An intensely personal column about the pain of childlessness, written by Virginia for The Age newspaper in 2003, met an explosive response across Australian media. It was a time when national fertility rates had fallen to an historic low and the issue of a woman’s choice between career or family was a red-hot debate waiting to happen. Virginia lit the fuse.
Following a furious year of political and public debate, she set out to help heal the wound by thoroughly investigating the data and evidence around women’s fertility choices. Virginia’s book, Wonder Women, the myth of ‘having it all’ (Allen & Unwin), was born of its time. It was launched by Julia Gillard, at the National Press Club, in a live broadcast on the ABC in May 2005.
Can today’s women really ‘have it all’, or have we all been duped? When did the superwomen of the 80s become the wondering women of the new millennium? And where have all our achievements left us?

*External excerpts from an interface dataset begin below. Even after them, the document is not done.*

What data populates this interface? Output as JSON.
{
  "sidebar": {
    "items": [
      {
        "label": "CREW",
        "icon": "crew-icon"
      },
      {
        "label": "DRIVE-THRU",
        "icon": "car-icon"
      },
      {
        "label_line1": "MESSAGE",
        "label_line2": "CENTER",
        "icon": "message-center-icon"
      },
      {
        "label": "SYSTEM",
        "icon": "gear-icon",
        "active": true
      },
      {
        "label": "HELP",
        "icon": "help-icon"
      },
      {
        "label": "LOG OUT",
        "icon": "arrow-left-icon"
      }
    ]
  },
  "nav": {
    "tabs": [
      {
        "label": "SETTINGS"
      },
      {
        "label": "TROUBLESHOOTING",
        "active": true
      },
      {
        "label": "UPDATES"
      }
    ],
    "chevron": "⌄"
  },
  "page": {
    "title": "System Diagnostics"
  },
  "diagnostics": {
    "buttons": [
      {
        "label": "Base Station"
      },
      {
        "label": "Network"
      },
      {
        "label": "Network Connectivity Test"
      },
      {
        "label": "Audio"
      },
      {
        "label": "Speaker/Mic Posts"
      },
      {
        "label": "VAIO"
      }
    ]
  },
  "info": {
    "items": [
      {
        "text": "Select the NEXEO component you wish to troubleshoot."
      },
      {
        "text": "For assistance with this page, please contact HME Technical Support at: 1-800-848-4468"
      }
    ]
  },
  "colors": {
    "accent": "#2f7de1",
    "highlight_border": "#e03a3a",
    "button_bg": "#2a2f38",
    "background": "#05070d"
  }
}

When Virginia Haussegger, frustrated and angry about her own childlessness, wrote an opinion piece for The Age newspaper she could never have anticipated the Pandora’s Box she was opening. By ‘outing’ her own personal pain and confusion Virginia unwittingly set off a heated public debate about a raft of issues including whether feminism had failed women, where it had left us when it came to having children, and whether indeed ‘career women’ should simply quit their whingeing and shut up about the whole damn business. After all it was their choice … wasn’t it?
Virginia pulls no punches as she explores just how the big choices we make in our twenties, thirties and forties about career, love, sex, fertility and motherhood ultimately shape and define us—whether we like it or not. In this passionate, compelling, thoroughly researched and at times confronting exploration Virginia reflects on her own life and those of the many women who have let her into their hearts and minds, as she examines the impact these major, life-altering decisions are having on individuals and on society as a whole.
Wonder Woman is about real choices – or the lack thereof, the women being forced to make them and how these choices will shape our future.